Reverse Parking Procedure

According to the Driving Tips website, the first step in reversing into a parking stall is to locate a stall and pull ahead approximately three stalls.  Although this recommendation depends on the size of the vehicle, it is generally a good guideline.

Once the vehicle is in position, drivers should turn the steering wheel in the direction of the stall and release the brake. At this point, they should choose a reference point such as a tree branch or a roof rack on another vehicle as a guide to position and direction.

Backing up slowly, drivers should keep the wheels turned until the vehicle is in line with the stall. When the vehicle is halfway in, it is advisable to stop and check in both side mirrors to ensure that the vehicle is within the lines and will not scrape against the vehicles on either side.

After straightening out the wheels, drivers should continue to move into the parking stall. At this point, it is important to make sure that the rear of the vehicle does not bump into the curb or anything else at the back.

Angle Parking

For angle parking, the process is similar. At the point three stalls ahead of the empty space, drivers should look out of the rear side window in the direction they are turning. When the vehicle is parallel with the angled lines, drivers should back into the stall until the front and rear ends of the vehicle are within the lines painted on the pavement and not hanging over a line or curb.

Reverse Parking

Any kind of backing up requires drivers to see a wide area behind the vehicle. However, this area can be difficult to see unless the vehicle is equipped with a rear camera. Otherwise, drivers have to turn around sufficiently far to be able to see the entire back window.

Turning around this far can be very difficult for drivers who are strapped into their seats. However, taking off the seat belt can help give the extra flexibility drivers need to turn their bodies around. According to the Ministry of Transportation of Ontario, seat belts are not required for drivers while they are backing up, as long as they remember to put the belts on again before they drive away.

Safety and Reverse Parking

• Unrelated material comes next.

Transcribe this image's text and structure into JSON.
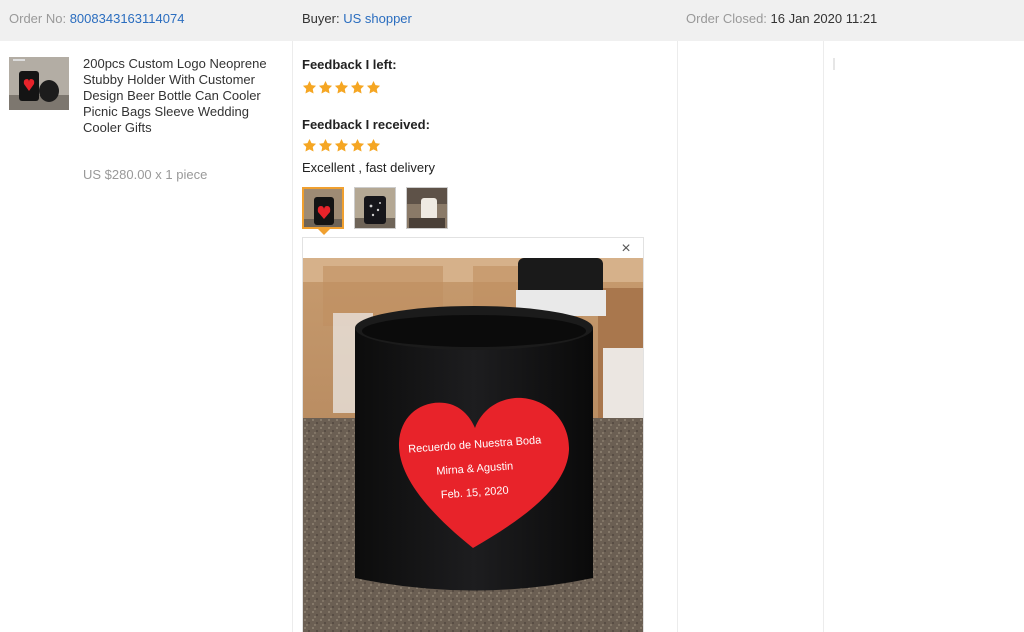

Normally, reversing happens at low speeds, which helps to reduce the likelihood of serious injuries in case of an accident. Thus, not wearing a seat belt for this action is unlikely to be very dangerous. When drivers are reversing into a parking stall, they need not even remember to put their seat belts on again until they return from their work or errands. If they have chosen their parking stall well and know the correct procedure, the entire operation can be safe and easy.

Many considerations come into play when drivers choose a parking spot. Visibility for the driver of a small car will be extremely limited between two trucks or vans, for example. In that case, the advantage gained in reverse parking may be lost. However, backing into a parking stall may still be the best choice as then drivers will be able to concentrate on driving forward rather than thinking about which way to turn the steering wheel.

This factor may be especially important in single lines of parking stalls, such as the experiments in angle parking on certain streets in cities like Winnipeg and Sarnia, as well as other areas of Canada. In these situations, pulling out of a parking spot can mean entering the flow of traffic. Backing up in this situation could be dangerous.

As Jason Tchir notes in his May 2015 Globe and Mail article, reverse parking is not a part of the Ontario driver’s test, although it is a useful skill. Besides giving the driver a more extensive view of the surroundings, it also gives other road users a better chance to see what the driver is doing.

The slow movement of a vehicle can be difficult for other road users to see. Accidents can easily happen, especially when passing pedestrians or cyclists are not paying attention. In his article, Jason Tchir notes that in one case, a five-year-old boy was killed in just such a situation.

Backing out of a parking spot does not always have such deadly consequences, but it can be very disconcerting for people who are behind a vehicle as it is moving out. However, when drivers choose to back into the stall and then leave front first, they can make parking lots and roads safer for everyone. Whenever it is possible, drivers should choose reverse parking into a stall.